** Opening Input material block **

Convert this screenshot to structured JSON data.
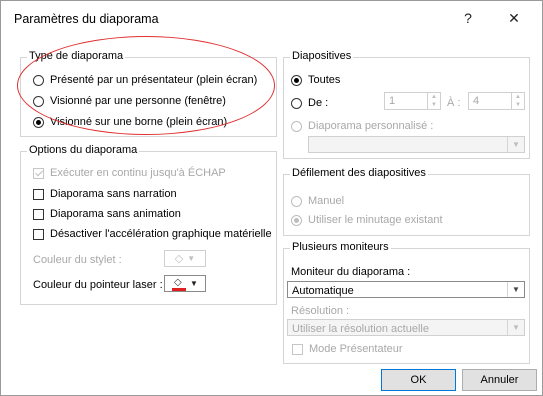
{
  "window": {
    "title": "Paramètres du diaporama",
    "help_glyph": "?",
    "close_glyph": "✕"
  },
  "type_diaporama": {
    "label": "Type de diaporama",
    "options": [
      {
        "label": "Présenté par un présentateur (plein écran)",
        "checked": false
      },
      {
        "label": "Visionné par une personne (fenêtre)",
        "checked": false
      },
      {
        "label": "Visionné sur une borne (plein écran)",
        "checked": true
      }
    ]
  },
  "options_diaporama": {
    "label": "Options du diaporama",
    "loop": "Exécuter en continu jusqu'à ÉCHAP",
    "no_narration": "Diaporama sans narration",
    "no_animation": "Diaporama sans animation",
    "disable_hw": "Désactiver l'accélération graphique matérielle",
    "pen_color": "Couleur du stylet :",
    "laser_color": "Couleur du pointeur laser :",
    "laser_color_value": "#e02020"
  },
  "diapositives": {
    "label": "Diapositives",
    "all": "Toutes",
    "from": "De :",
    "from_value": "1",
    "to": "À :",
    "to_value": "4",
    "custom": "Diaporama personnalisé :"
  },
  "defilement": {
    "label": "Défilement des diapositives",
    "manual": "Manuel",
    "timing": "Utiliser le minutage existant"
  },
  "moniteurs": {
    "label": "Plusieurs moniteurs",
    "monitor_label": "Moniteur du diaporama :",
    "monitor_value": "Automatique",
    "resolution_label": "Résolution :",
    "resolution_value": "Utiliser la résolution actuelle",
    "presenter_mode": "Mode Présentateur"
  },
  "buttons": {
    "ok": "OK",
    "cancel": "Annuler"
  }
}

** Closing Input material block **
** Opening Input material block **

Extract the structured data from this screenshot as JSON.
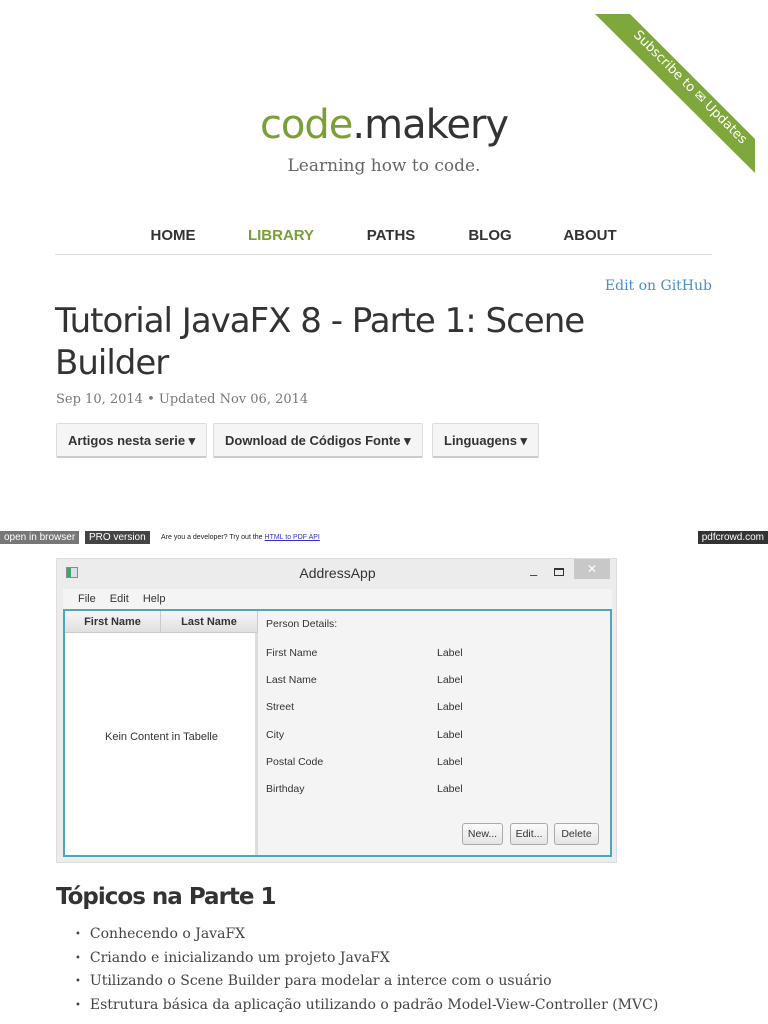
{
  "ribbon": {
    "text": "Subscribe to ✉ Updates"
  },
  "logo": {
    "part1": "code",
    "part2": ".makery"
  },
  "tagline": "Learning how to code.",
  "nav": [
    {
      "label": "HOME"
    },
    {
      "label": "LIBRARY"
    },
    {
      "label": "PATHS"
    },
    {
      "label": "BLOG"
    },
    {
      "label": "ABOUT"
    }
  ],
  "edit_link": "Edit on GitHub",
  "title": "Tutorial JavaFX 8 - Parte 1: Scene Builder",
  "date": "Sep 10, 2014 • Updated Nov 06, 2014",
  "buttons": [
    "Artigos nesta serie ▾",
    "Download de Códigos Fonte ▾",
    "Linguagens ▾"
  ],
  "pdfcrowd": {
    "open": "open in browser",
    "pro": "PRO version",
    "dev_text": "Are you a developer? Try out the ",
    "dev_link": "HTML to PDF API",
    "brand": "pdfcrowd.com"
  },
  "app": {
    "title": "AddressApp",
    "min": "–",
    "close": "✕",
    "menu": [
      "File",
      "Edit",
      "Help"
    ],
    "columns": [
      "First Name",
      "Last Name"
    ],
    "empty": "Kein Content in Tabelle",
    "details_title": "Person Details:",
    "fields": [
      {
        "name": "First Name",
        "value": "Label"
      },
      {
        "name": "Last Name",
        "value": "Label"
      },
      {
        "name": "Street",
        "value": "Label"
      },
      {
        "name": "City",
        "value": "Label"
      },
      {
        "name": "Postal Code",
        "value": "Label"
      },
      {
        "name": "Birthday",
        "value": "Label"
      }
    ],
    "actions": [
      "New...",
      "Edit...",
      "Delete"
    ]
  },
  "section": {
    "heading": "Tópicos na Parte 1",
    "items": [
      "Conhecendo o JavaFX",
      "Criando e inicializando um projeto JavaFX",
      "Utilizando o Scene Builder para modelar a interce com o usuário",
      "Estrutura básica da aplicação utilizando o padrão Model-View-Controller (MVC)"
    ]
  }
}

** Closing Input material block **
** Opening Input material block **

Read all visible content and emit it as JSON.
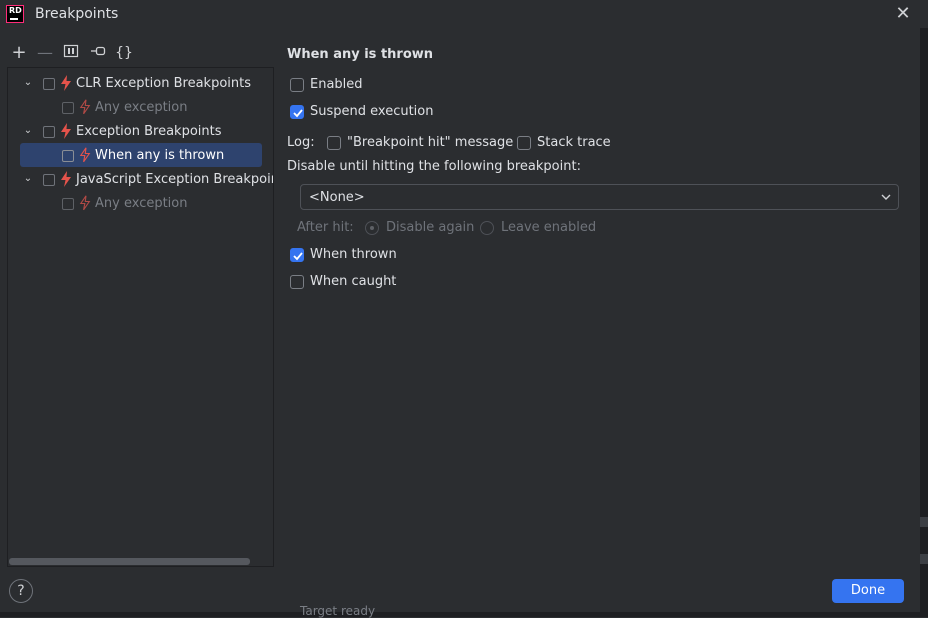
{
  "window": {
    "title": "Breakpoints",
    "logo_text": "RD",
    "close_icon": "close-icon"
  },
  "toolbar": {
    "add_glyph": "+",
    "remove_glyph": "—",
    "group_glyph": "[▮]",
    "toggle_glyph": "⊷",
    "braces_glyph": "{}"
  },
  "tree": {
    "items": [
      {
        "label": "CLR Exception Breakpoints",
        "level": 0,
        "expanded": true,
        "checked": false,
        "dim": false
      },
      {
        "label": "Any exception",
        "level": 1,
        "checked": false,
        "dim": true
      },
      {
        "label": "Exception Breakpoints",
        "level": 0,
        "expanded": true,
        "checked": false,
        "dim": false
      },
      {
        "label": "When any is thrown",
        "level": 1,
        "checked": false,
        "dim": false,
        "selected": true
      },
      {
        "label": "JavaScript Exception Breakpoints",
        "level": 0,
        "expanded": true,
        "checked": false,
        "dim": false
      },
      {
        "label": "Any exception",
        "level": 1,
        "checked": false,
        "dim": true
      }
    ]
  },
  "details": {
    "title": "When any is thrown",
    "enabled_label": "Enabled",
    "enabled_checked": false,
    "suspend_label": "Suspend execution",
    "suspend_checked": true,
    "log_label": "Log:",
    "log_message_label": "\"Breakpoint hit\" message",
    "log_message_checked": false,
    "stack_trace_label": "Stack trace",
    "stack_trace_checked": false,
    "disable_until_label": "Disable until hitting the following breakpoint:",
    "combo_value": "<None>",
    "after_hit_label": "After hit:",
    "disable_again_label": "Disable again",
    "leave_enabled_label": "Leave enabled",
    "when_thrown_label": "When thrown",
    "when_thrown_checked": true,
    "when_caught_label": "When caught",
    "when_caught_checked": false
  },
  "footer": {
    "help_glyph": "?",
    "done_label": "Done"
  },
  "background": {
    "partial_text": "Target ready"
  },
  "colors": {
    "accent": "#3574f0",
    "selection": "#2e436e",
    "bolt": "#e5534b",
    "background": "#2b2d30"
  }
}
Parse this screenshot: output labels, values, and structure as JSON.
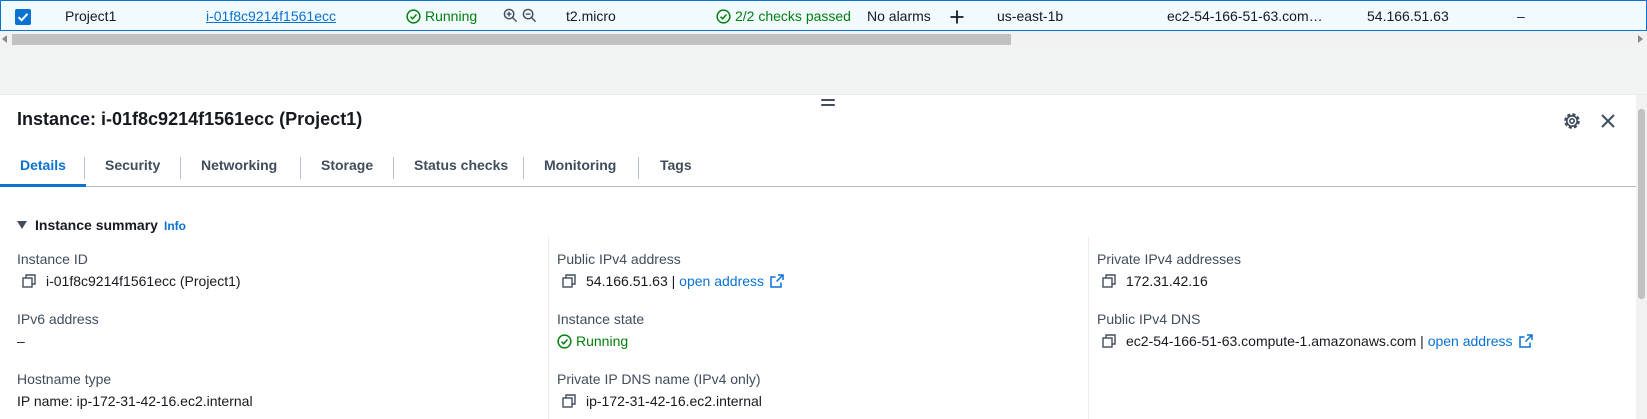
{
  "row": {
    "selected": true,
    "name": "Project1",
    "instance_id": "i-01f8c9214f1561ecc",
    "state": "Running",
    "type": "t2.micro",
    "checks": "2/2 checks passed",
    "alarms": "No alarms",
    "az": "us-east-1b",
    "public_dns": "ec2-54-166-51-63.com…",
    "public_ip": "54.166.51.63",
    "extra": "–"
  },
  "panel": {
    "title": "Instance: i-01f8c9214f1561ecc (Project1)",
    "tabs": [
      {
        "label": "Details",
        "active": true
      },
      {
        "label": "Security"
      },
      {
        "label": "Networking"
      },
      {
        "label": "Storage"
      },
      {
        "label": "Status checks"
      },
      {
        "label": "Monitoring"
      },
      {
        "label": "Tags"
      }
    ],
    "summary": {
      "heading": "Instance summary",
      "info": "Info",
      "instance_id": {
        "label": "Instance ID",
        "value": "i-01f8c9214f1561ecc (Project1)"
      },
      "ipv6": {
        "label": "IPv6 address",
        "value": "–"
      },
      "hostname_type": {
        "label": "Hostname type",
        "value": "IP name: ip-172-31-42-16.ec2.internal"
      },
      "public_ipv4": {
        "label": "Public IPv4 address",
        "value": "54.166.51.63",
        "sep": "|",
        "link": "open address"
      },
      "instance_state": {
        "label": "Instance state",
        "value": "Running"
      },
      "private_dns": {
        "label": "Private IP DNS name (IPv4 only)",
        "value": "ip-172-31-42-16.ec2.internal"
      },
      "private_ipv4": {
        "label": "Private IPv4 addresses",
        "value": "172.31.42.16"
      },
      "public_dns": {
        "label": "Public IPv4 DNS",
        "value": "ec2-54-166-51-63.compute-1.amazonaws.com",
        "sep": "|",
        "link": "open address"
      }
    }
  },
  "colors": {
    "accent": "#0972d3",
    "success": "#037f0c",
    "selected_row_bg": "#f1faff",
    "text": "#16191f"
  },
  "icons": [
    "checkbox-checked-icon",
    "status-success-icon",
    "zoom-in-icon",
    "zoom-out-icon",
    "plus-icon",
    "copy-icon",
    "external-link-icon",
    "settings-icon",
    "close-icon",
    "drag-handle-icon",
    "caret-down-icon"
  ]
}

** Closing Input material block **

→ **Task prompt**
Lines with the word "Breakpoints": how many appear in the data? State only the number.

→ **Expected output**
4